On Unique Field Trip, High School and College Students Experiment With CRISPR in a Box™

To inspire the next generation of students to pursue careers in STEM (science, technology, engineering and math) and learn about the power of genomic science, ChristianaCare’s Gene Editing Institute has launched a new Learning Lab on its premises that offers educational programming about revolutionary CRISPR gene editing technology.

Located next to the Gene Editing Institute’s lab on the University of Delaware’s STAR Campus, the Learning Lab is a physical space that provides an immersive field trip experience for upper-level high school students and college undergraduates who may not have access at their schools to a laboratory to conduct gene editing experiments.

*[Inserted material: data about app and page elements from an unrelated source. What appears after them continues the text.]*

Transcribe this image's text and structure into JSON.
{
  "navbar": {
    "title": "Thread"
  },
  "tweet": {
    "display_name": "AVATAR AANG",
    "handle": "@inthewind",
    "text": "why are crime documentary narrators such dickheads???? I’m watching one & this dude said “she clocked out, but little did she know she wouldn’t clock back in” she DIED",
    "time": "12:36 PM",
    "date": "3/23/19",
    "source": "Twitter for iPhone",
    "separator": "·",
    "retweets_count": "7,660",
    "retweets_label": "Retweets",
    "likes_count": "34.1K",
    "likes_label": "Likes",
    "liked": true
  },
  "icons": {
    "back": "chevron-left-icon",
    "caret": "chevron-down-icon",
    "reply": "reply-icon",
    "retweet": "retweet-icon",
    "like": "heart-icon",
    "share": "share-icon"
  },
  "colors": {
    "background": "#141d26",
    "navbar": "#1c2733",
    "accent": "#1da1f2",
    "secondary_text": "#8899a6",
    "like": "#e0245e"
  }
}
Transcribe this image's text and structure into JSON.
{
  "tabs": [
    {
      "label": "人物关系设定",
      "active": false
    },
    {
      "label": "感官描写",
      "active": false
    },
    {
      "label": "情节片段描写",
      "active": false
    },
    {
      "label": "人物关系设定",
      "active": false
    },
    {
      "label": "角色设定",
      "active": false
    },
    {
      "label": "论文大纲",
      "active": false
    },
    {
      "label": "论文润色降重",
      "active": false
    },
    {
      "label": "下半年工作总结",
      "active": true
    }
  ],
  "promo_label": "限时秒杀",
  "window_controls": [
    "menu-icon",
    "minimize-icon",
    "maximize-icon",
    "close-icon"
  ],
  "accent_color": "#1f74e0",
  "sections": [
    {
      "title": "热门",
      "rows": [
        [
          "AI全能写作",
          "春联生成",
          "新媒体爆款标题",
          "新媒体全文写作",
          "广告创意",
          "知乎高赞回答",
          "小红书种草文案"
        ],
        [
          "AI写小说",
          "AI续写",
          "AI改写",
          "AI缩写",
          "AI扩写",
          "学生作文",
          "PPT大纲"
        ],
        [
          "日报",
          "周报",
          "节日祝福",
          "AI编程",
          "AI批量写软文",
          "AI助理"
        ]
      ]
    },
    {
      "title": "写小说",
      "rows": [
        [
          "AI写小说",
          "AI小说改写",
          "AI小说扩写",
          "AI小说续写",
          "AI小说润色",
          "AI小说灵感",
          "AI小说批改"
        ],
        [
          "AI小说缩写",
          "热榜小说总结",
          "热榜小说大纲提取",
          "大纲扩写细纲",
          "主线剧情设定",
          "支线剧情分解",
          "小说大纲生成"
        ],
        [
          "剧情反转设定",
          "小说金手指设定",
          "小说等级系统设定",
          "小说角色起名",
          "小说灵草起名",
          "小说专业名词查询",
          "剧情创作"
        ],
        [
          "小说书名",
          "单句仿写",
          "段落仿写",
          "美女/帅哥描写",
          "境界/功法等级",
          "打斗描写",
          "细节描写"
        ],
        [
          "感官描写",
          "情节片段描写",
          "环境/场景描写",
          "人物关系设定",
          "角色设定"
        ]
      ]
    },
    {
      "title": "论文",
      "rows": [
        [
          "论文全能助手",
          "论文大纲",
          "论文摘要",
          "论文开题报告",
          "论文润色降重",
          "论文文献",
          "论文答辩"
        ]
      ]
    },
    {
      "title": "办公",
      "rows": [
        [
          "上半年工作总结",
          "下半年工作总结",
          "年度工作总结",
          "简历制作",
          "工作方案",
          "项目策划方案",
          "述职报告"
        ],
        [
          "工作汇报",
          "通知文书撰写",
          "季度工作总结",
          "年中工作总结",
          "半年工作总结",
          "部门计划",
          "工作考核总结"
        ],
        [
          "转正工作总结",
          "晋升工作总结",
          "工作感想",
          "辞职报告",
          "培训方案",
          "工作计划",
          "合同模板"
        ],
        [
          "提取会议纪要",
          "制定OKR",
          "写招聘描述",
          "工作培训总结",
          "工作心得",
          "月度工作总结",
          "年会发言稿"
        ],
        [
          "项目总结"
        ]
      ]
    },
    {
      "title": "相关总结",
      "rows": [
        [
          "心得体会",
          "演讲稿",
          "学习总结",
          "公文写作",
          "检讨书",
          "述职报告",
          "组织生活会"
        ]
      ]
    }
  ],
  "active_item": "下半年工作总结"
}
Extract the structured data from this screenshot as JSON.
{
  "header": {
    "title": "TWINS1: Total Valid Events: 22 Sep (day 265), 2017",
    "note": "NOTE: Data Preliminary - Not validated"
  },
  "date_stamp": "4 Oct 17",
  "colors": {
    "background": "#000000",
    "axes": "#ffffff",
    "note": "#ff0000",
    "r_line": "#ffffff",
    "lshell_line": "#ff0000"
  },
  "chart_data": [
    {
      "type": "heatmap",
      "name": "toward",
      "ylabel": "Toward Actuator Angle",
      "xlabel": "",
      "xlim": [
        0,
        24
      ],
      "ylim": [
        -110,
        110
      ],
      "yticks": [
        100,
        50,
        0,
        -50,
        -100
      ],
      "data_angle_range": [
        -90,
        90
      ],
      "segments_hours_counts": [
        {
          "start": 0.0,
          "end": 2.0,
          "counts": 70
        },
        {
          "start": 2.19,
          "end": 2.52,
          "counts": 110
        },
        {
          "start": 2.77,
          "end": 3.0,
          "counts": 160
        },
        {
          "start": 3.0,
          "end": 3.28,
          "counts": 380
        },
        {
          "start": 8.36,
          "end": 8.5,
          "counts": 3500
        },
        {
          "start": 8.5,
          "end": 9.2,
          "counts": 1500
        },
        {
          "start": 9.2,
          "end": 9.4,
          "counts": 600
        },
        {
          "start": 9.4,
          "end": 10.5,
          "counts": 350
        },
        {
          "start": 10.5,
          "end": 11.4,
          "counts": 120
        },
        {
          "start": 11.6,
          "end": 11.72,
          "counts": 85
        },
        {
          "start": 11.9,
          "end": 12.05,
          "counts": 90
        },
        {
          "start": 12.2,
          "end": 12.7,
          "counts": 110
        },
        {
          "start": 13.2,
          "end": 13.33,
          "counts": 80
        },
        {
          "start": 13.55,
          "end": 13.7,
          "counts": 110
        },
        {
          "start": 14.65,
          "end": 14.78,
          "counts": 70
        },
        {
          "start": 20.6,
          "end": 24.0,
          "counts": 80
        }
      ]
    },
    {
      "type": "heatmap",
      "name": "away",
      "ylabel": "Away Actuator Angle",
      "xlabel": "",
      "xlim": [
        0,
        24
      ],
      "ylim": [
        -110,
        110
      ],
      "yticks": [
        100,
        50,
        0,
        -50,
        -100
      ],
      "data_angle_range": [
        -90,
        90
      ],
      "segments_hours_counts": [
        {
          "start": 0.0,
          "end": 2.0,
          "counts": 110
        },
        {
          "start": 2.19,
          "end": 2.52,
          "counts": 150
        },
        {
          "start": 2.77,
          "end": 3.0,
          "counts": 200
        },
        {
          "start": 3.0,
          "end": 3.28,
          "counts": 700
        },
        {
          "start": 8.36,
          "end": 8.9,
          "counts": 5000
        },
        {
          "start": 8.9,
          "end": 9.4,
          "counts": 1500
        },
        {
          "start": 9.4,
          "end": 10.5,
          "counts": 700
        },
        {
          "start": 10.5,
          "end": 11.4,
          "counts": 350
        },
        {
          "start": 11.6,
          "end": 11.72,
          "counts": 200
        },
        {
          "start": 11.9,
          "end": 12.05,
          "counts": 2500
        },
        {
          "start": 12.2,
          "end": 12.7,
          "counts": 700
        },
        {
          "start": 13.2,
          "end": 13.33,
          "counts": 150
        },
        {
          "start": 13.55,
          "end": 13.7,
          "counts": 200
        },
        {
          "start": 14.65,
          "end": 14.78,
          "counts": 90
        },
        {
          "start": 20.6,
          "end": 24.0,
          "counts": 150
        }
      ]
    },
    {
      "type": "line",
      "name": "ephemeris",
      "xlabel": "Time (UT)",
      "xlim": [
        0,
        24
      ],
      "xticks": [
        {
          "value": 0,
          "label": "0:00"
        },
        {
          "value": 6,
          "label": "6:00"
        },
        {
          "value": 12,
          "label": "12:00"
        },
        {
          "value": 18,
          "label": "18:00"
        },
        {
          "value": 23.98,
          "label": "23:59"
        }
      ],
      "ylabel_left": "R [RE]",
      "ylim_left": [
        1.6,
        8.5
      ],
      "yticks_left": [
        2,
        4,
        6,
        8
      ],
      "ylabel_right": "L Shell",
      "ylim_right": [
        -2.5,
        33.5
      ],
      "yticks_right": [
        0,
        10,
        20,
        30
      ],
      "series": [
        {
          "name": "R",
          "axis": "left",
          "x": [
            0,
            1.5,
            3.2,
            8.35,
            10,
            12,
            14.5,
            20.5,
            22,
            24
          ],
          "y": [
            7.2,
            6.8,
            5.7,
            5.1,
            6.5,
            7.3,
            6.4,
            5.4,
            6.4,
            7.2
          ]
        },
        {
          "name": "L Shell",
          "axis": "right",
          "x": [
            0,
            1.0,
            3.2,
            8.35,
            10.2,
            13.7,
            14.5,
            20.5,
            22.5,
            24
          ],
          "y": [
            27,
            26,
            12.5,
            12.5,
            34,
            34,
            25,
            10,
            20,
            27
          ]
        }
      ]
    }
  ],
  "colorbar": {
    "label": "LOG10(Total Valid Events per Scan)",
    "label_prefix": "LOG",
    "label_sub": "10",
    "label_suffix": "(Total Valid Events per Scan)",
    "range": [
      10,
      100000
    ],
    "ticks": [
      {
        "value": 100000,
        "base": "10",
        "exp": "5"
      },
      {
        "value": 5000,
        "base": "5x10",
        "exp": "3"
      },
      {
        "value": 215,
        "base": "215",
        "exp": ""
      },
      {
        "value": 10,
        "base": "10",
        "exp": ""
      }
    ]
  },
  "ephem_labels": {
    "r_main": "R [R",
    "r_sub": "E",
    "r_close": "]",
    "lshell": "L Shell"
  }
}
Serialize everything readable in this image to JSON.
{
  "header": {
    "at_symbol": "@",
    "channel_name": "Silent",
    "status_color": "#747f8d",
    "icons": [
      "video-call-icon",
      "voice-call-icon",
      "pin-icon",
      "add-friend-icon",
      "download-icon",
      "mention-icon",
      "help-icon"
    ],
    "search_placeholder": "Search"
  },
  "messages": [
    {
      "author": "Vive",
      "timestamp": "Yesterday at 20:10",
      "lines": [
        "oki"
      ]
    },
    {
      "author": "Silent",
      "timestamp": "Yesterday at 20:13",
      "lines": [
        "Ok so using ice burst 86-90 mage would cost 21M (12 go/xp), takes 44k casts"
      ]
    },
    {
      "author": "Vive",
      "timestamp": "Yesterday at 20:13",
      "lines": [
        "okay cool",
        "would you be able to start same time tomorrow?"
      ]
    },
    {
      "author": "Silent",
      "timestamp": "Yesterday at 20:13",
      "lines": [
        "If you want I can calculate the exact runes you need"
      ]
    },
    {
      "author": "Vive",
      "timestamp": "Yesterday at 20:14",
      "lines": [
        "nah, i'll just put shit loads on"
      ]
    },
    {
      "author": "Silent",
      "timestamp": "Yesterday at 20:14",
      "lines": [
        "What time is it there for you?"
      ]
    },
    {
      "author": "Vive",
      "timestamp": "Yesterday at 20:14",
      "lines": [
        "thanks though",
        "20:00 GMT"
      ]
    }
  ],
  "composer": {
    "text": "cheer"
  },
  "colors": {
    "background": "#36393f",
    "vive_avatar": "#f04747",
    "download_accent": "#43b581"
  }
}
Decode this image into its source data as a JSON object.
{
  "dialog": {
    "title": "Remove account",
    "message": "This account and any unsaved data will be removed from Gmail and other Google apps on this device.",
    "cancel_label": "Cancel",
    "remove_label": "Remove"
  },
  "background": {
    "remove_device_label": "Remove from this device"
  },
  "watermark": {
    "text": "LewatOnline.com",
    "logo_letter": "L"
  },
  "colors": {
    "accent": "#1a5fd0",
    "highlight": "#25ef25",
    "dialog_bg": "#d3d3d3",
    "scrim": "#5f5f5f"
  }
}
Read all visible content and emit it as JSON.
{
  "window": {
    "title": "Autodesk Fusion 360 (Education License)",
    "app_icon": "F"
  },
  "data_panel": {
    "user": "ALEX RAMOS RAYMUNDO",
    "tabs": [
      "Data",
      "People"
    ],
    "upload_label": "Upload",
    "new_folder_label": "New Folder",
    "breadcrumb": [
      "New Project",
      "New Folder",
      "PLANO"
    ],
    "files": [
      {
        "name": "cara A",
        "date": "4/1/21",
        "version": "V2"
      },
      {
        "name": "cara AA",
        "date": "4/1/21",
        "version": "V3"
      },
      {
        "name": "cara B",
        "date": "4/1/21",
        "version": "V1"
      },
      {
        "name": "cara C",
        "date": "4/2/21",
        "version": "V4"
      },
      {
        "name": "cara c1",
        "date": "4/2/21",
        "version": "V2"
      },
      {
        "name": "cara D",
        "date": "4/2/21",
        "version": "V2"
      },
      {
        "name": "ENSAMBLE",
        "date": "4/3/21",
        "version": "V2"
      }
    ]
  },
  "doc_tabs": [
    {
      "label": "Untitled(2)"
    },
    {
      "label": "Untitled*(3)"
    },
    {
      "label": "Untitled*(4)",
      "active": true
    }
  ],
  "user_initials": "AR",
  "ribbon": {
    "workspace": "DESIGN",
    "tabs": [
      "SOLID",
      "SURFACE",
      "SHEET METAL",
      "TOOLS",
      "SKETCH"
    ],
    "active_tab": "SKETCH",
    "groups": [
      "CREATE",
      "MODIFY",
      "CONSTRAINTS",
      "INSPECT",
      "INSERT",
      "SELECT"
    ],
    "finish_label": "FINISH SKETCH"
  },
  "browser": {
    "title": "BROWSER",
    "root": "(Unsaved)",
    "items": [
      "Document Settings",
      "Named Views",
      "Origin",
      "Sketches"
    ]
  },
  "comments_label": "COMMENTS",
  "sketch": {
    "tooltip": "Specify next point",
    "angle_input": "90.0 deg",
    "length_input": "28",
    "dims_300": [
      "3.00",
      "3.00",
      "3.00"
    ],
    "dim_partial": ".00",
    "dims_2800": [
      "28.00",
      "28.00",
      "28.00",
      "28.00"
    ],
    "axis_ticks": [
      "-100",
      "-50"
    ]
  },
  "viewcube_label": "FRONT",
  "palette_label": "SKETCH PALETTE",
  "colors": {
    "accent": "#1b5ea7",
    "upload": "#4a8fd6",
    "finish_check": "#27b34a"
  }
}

There is no cost for schools to use the lab or for the materials to conduct the experiment. The Gene Editing Institute wants to ensure that all schools have equal opportunity to participate in educational programming at the lab.

Two students from The Charter School of Wilmington work together to perform a gene editing experiment. “We’ve learned a lot of new skills that I’ve never really had a chance to learn before,” said Pauline Zhuang (right).

Students using the lab can perform a gene editing experiment in a single day using the Gene Editing Institute’s innovative CRISPR in a Box™ educational toolkit. All materials in the kit are safe, synthetic materials, and allow students to perform CRISPR gene editing with non-infectious E. coli bacteria. They will be able to see an appearance change indicating gene editing has occurred at the end of their experiment.

Eric Kmiec, Ph.D.

“Students around the country, no matter where they go to school, have the potential to be scientists, researchers and laboratory technicians,” said Eric Kmiec, Ph.D.,  executive director and chief scientific officer of ChristianaCare’s Gene Editing Institute.

“Our hope is that by creating access and space for students to explore, we can inspire the next generation of students to pursue STEM careers.

“The Learning Lab allows us to help cultivate the next generation of genetic scientists and strengthen Delaware and our region as a leader in biotechnology.”

Teaching next-gen scientists today

Education Program Manager Amanda Hewes, MS, developed the Learning Lab after noticing a problem that was undercutting the opportunities of teachers to bring gene editing experiments into the classroom — a lack of space and equipment.

A student spreads bacteria over an augur with a tool colloquially called a “hockey stick” spreader.

“We don’t want anything to hinder the way students learn about CRISPR gene editing,” Hewes said. “If a student feels like there are too many steps, or a teacher doesn’t have an essential piece of equipment, then we’ve lost an opportunity to bring the next generation of scientists into the lab. We’re striving to break down as many barriers as possible for students.”

Learning real-world applications of gene editing

The Learning Lab also allows students to speak directly with experts in the field about careers in biotechnology and gene editing as they learn the difference between such things as phenotypic and genotypic readouts in their gene editing experiments.

This gives students the chance to ask about the real-world application of genome experiments in a research lab. It also lets them think about their place in a lab setting.

Amanda Hewes instructs students on proper pipette technique at a Learning Lab field trip for a Charter School of Wilmington science class.

“I’ve never been in an actual lab setting before,” said Shiloh Lee, a junior at The Charter School of Wilmington, at a recent class. “I think it is very, very cool to be able to experience it.”

“I’ve learned a lot of new skills with the micropipetting,” said Pauline Zhuang, a senior. “We don’t have the same resources at our school. The CRISPR in a Box is such a great resource. My classmates and I have been able to experience, firsthand, what it is like to actually do gene editing.”

Through the program, the Gene Editing Institute hopes to educate 1,000 students by spring 2024. Currently, the lab is on track to engage more than 200 students by the end of the spring 2023 semester.

CRISPR stands for Clustered Regularly Interspaced Short Palindromic Repeats, which are the hallmark of a bacterial defense system that forms the basis for CRISPR-Cas 9 genome editing technology. The CRISPR technology enables researchers to modify genes in living cells and organisms and may make it possible to correct mutations at precise locations in the human genome in order to treat genetic causes of disease.

For more information about the Learning Lab and the educational program, email geneeditinginstitute@christianacare.org.